Interface dataset entries:
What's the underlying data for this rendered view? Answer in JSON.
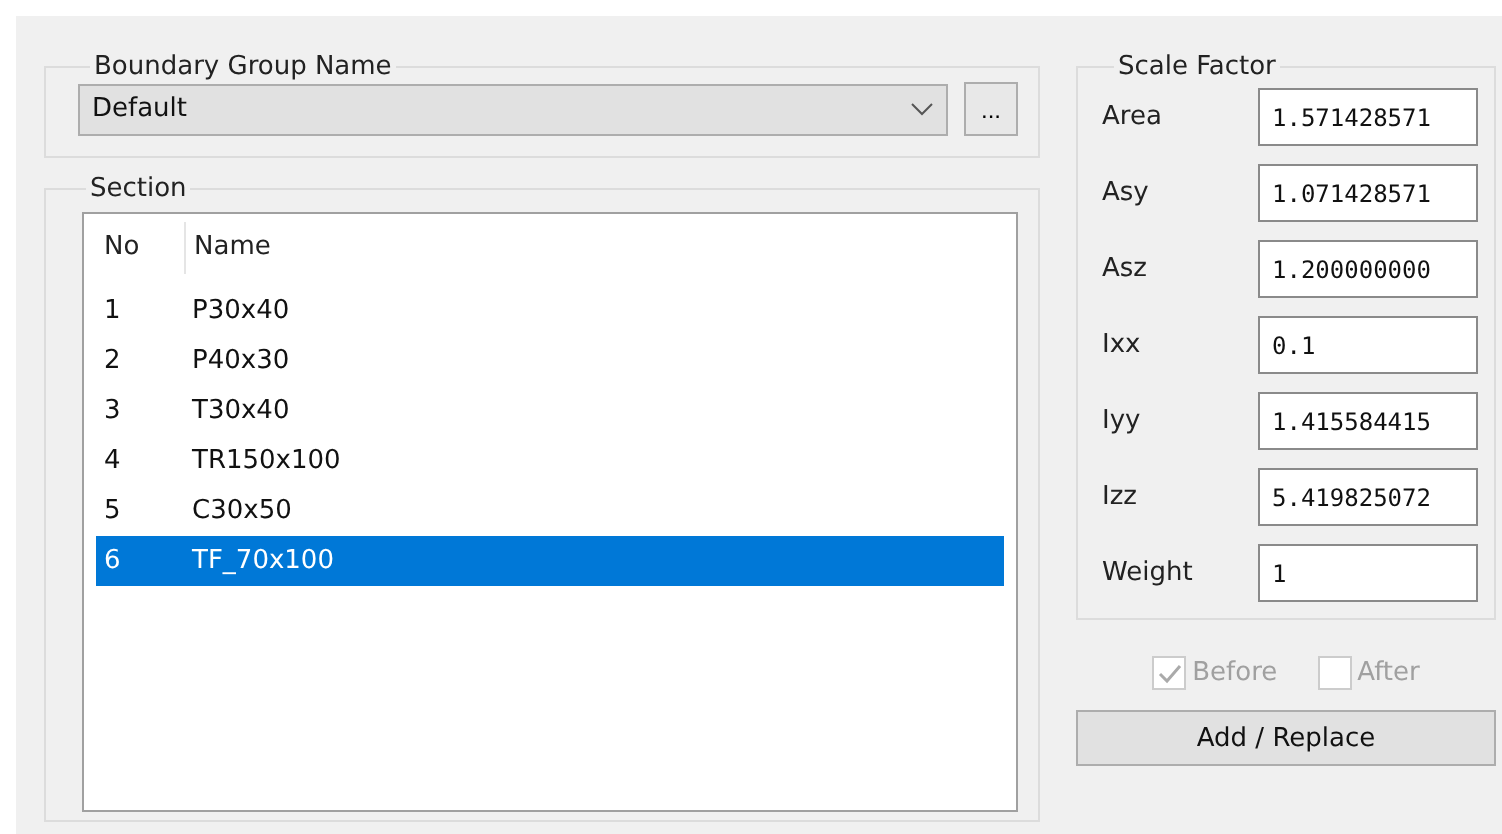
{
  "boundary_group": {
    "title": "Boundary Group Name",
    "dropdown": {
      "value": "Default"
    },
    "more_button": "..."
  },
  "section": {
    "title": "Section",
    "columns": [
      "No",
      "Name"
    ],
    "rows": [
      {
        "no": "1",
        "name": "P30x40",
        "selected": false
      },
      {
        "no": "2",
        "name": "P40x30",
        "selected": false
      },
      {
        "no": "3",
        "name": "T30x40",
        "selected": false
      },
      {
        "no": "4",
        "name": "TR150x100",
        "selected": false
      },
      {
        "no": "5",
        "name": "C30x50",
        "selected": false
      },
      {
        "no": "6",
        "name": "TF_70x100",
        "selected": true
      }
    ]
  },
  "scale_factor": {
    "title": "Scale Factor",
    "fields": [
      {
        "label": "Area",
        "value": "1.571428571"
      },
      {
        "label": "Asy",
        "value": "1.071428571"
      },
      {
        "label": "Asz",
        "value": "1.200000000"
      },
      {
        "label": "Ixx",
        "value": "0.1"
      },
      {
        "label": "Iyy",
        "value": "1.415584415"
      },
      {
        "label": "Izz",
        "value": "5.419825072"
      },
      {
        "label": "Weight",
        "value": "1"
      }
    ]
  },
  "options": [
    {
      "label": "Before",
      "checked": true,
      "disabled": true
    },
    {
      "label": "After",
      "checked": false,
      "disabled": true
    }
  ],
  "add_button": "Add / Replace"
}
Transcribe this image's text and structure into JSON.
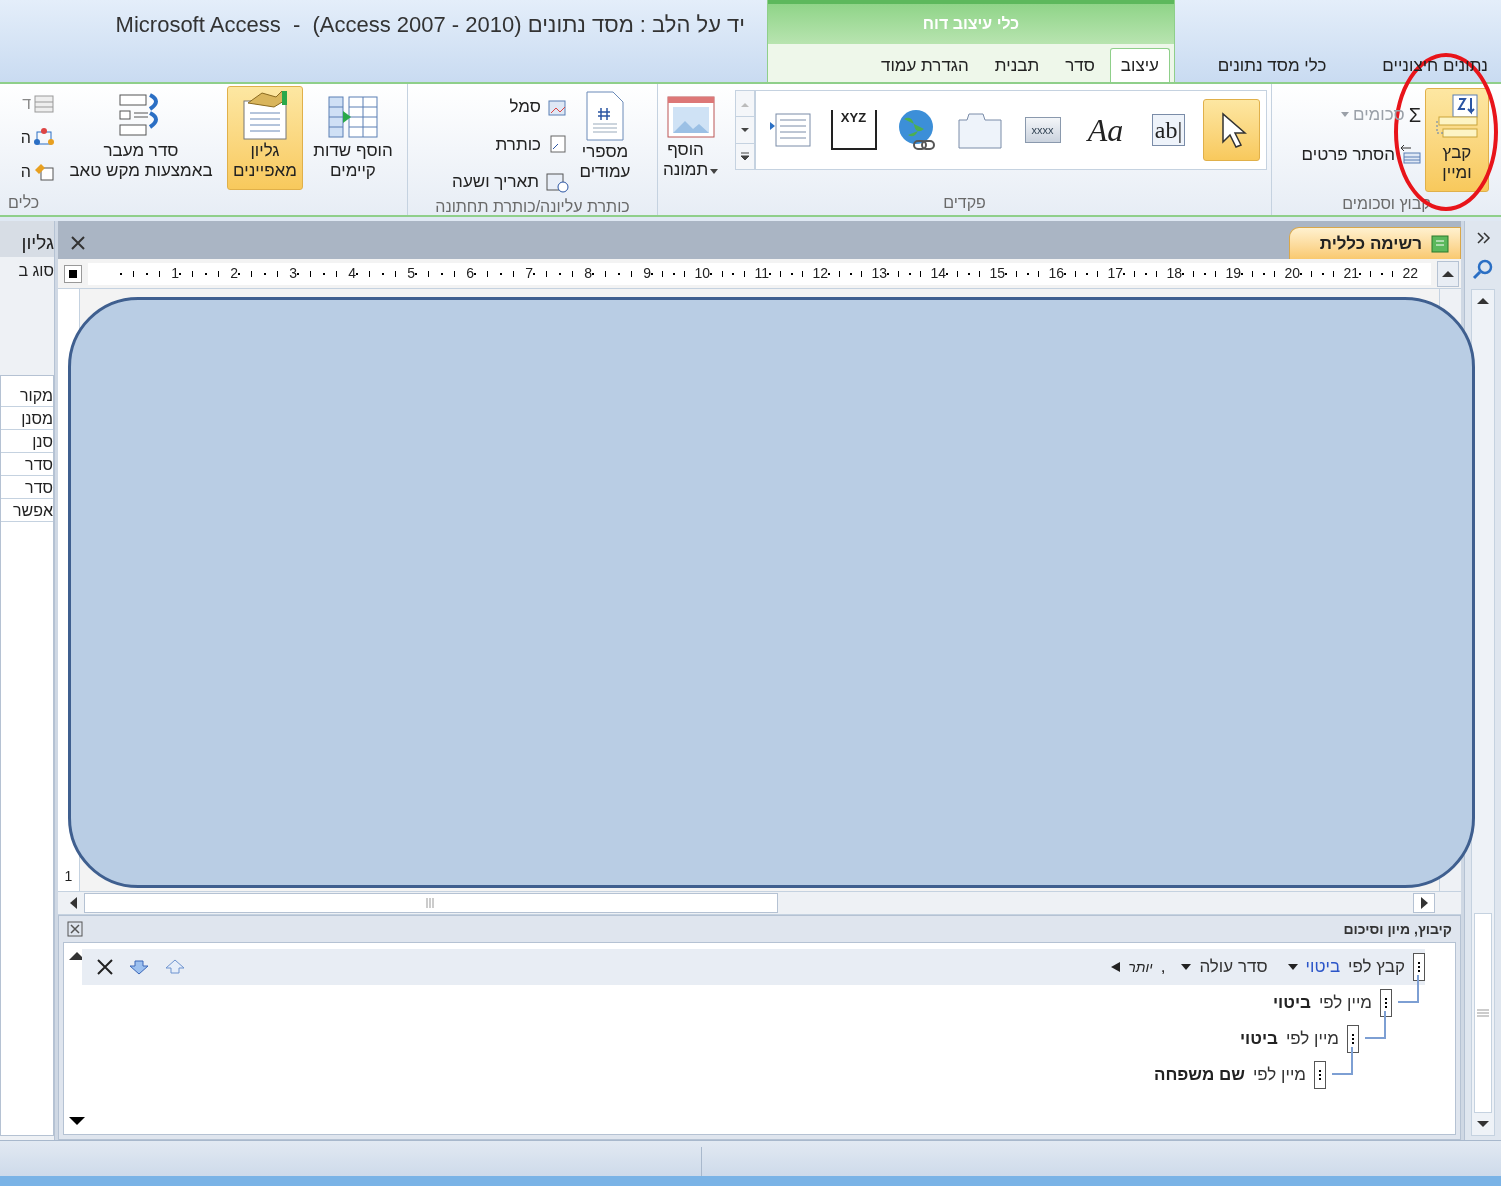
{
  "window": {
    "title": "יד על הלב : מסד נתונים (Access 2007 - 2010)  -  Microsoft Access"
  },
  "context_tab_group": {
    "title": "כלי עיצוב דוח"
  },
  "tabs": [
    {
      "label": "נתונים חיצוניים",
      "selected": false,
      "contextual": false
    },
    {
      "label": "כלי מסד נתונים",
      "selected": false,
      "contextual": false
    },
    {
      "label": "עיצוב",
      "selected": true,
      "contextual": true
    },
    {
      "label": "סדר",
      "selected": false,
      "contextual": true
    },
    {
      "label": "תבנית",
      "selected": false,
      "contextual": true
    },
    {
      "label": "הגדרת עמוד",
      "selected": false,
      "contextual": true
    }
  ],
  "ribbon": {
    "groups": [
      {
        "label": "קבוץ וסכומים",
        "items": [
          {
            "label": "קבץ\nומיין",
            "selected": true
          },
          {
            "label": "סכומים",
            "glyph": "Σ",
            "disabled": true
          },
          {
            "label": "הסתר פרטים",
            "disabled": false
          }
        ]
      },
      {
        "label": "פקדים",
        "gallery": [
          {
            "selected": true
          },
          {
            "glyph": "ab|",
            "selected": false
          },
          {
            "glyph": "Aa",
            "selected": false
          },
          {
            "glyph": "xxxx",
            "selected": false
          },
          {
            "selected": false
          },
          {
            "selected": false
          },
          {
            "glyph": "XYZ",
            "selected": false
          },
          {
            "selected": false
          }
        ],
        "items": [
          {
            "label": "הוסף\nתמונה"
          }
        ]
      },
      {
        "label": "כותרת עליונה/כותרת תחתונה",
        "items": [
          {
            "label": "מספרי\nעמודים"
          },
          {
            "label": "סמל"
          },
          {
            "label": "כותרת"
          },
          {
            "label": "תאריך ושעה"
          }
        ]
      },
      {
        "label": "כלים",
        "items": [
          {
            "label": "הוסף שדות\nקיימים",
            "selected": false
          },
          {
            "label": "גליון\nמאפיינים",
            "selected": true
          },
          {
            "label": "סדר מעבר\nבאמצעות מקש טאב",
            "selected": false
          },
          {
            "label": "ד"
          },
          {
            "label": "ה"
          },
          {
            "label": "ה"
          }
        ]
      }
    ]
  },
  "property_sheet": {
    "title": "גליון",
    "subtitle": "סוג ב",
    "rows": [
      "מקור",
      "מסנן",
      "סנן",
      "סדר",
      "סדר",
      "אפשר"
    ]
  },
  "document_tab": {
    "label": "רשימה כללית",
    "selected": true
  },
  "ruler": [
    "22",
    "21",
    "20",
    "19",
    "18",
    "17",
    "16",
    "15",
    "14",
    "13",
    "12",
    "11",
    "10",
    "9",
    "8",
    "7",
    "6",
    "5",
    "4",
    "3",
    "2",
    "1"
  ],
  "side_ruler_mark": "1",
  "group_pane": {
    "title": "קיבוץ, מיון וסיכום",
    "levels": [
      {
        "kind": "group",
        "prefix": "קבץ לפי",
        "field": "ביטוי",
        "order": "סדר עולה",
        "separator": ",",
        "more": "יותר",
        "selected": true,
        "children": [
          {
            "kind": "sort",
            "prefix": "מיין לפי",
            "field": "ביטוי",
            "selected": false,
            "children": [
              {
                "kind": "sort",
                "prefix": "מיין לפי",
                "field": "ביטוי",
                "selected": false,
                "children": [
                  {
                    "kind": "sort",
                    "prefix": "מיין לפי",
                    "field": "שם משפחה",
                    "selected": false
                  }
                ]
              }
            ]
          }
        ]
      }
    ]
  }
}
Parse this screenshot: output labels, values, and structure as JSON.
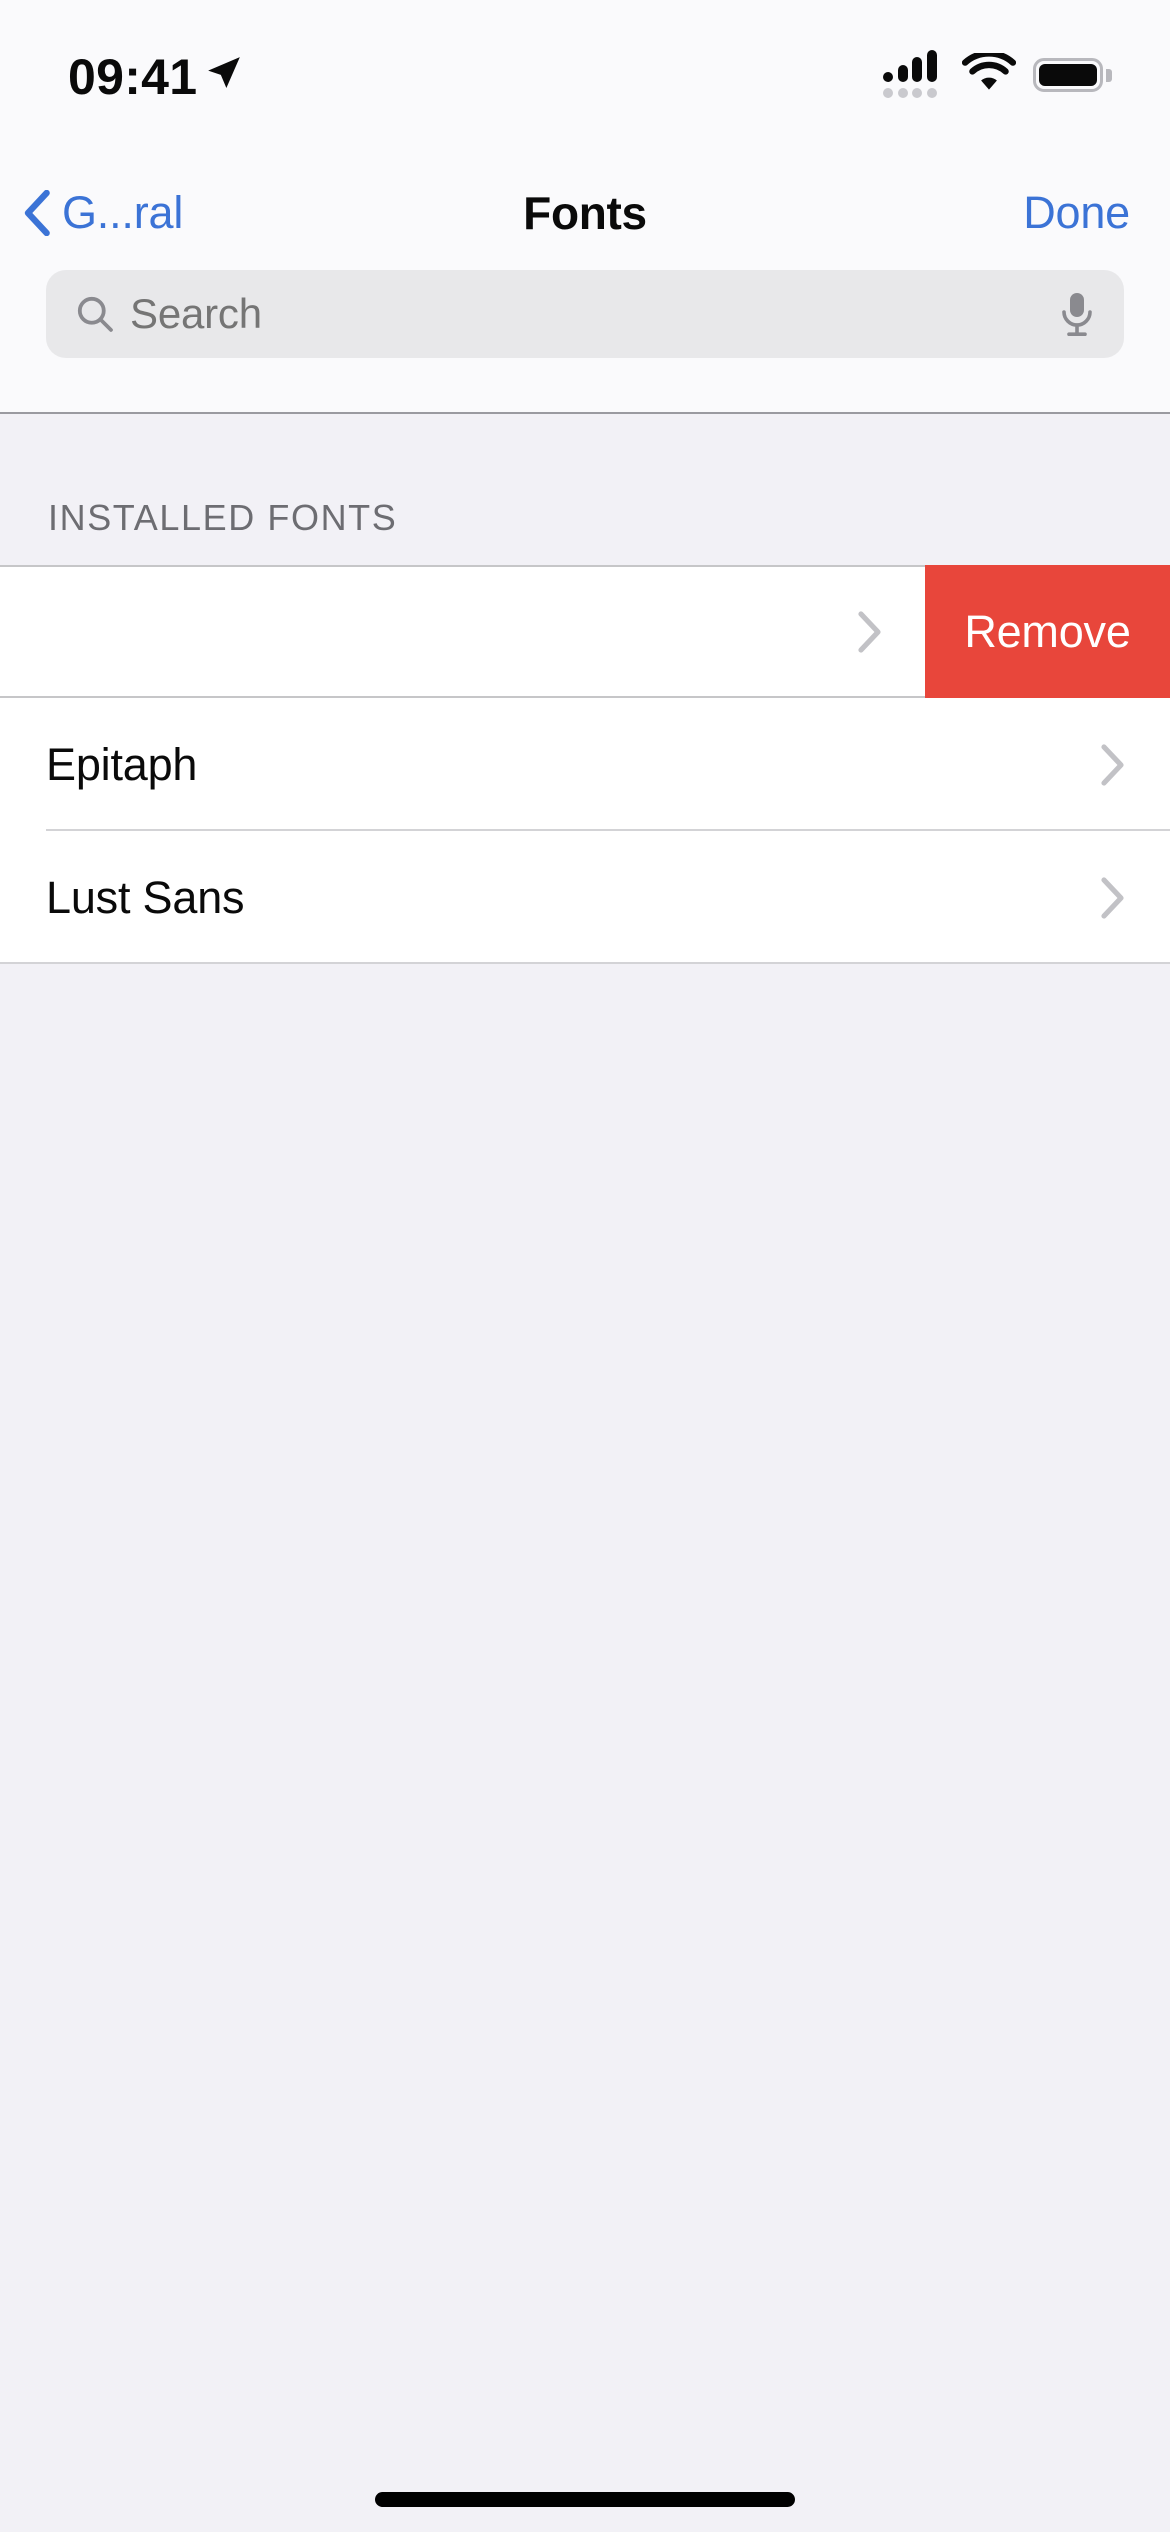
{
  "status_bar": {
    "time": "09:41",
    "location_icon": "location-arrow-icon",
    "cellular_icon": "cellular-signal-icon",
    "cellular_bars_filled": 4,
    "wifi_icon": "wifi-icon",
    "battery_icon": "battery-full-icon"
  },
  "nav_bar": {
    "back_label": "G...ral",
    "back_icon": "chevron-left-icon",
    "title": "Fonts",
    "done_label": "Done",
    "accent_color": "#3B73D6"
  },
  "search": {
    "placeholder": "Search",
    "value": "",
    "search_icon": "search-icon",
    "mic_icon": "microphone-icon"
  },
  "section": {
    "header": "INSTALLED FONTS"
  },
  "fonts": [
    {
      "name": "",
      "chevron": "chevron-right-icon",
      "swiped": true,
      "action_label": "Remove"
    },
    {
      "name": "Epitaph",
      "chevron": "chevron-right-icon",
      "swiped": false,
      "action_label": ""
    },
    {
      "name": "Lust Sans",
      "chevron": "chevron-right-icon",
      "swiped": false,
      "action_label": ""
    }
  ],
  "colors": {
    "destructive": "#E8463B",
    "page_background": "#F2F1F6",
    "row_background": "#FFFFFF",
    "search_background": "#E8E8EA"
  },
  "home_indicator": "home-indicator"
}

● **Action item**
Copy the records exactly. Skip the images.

● **Answer box**
What's the underlying data for this rendered view? Answer in JSON.
{
  "boundary_group": {
    "title": "Boundary Group Name",
    "dropdown": {
      "value": "Default"
    },
    "more_button": "..."
  },
  "section": {
    "title": "Section",
    "columns": [
      "No",
      "Name"
    ],
    "rows": [
      {
        "no": "1",
        "name": "P30x40",
        "selected": false
      },
      {
        "no": "2",
        "name": "P40x30",
        "selected": false
      },
      {
        "no": "3",
        "name": "T30x40",
        "selected": false
      },
      {
        "no": "4",
        "name": "TR150x100",
        "selected": false
      },
      {
        "no": "5",
        "name": "C30x50",
        "selected": false
      },
      {
        "no": "6",
        "name": "TF_70x100",
        "selected": true
      }
    ]
  },
  "scale_factor": {
    "title": "Scale Factor",
    "fields": [
      {
        "label": "Area",
        "value": "1.571428571"
      },
      {
        "label": "Asy",
        "value": "1.071428571"
      },
      {
        "label": "Asz",
        "value": "1.200000000"
      },
      {
        "label": "Ixx",
        "value": "0.1"
      },
      {
        "label": "Iyy",
        "value": "1.415584415"
      },
      {
        "label": "Izz",
        "value": "5.419825072"
      },
      {
        "label": "Weight",
        "value": "1"
      }
    ]
  },
  "options": [
    {
      "label": "Before",
      "checked": true,
      "disabled": true
    },
    {
      "label": "After",
      "checked": false,
      "disabled": true
    }
  ],
  "add_button": "Add / Replace"
}
Transcribe this image's text and structure into JSON.
{
  "window": {
    "title": "יד על הלב : מסד נתונים (Access 2007 - 2010)  -  Microsoft Access"
  },
  "context_tab_group": {
    "title": "כלי עיצוב דוח"
  },
  "tabs": [
    {
      "label": "נתונים חיצוניים",
      "selected": false,
      "contextual": false
    },
    {
      "label": "כלי מסד נתונים",
      "selected": false,
      "contextual": false
    },
    {
      "label": "עיצוב",
      "selected": true,
      "contextual": true
    },
    {
      "label": "סדר",
      "selected": false,
      "contextual": true
    },
    {
      "label": "תבנית",
      "selected": false,
      "contextual": true
    },
    {
      "label": "הגדרת עמוד",
      "selected": false,
      "contextual": true
    }
  ],
  "ribbon": {
    "groups": [
      {
        "label": "קבוץ וסכומים",
        "items": [
          {
            "label": "קבץ\nומיין",
            "selected": true
          },
          {
            "label": "סכומים",
            "glyph": "Σ",
            "disabled": true
          },
          {
            "label": "הסתר פרטים",
            "disabled": false
          }
        ]
      },
      {
        "label": "פקדים",
        "gallery": [
          {
            "selected": true
          },
          {
            "glyph": "ab|",
            "selected": false
          },
          {
            "glyph": "Aa",
            "selected": false
          },
          {
            "glyph": "xxxx",
            "selected": false
          },
          {
            "selected": false
          },
          {
            "selected": false
          },
          {
            "glyph": "XYZ",
            "selected": false
          },
          {
            "selected": false
          }
        ],
        "items": [
          {
            "label": "הוסף\nתמונה"
          }
        ]
      },
      {
        "label": "כותרת עליונה/כותרת תחתונה",
        "items": [
          {
            "label": "מספרי\nעמודים"
          },
          {
            "label": "סמל"
          },
          {
            "label": "כותרת"
          },
          {
            "label": "תאריך ושעה"
          }
        ]
      },
      {
        "label": "כלים",
        "items": [
          {
            "label": "הוסף שדות\nקיימים",
            "selected": false
          },
          {
            "label": "גליון\nמאפיינים",
            "selected": true
          },
          {
            "label": "סדר מעבר\nבאמצעות מקש טאב",
            "selected": false
          },
          {
            "label": "ד"
          },
          {
            "label": "ה"
          },
          {
            "label": "ה"
          }
        ]
      }
    ]
  },
  "property_sheet": {
    "title": "גליון",
    "subtitle": "סוג ב",
    "rows": [
      "מקור",
      "מסנן",
      "סנן",
      "סדר",
      "סדר",
      "אפשר"
    ]
  },
  "document_tab": {
    "label": "רשימה כללית",
    "selected": true
  },
  "ruler": [
    "22",
    "21",
    "20",
    "19",
    "18",
    "17",
    "16",
    "15",
    "14",
    "13",
    "12",
    "11",
    "10",
    "9",
    "8",
    "7",
    "6",
    "5",
    "4",
    "3",
    "2",
    "1"
  ],
  "side_ruler_mark": "1",
  "group_pane": {
    "title": "קיבוץ, מיון וסיכום",
    "levels": [
      {
        "kind": "group",
        "prefix": "קבץ לפי",
        "field": "ביטוי",
        "order": "סדר עולה",
        "separator": ",",
        "more": "יותר",
        "selected": true,
        "children": [
          {
            "kind": "sort",
            "prefix": "מיין לפי",
            "field": "ביטוי",
            "selected": false,
            "children": [
              {
                "kind": "sort",
                "prefix": "מיין לפי",
                "field": "ביטוי",
                "selected": false,
                "children": [
                  {
                    "kind": "sort",
                    "prefix": "מיין לפי",
                    "field": "שם משפחה",
                    "selected": false
                  }
                ]
              }
            ]
          }
        ]
      }
    ]
  }
}
Parse this screenshot: output labels, values, and structure as JSON.
{
  "status_bar": {
    "time": "09:41",
    "location_icon": "location-arrow-icon",
    "cellular_icon": "cellular-signal-icon",
    "cellular_bars_filled": 4,
    "wifi_icon": "wifi-icon",
    "battery_icon": "battery-full-icon"
  },
  "nav_bar": {
    "back_label": "G...ral",
    "back_icon": "chevron-left-icon",
    "title": "Fonts",
    "done_label": "Done",
    "accent_color": "#3B73D6"
  },
  "search": {
    "placeholder": "Search",
    "value": "",
    "search_icon": "search-icon",
    "mic_icon": "microphone-icon"
  },
  "section": {
    "header": "INSTALLED FONTS"
  },
  "fonts": [
    {
      "name": "",
      "chevron": "chevron-right-icon",
      "swiped": true,
      "action_label": "Remove"
    },
    {
      "name": "Epitaph",
      "chevron": "chevron-right-icon",
      "swiped": false,
      "action_label": ""
    },
    {
      "name": "Lust Sans",
      "chevron": "chevron-right-icon",
      "swiped": false,
      "action_label": ""
    }
  ],
  "colors": {
    "destructive": "#E8463B",
    "page_background": "#F2F1F6",
    "row_background": "#FFFFFF",
    "search_background": "#E8E8EA"
  },
  "home_indicator": "home-indicator"
}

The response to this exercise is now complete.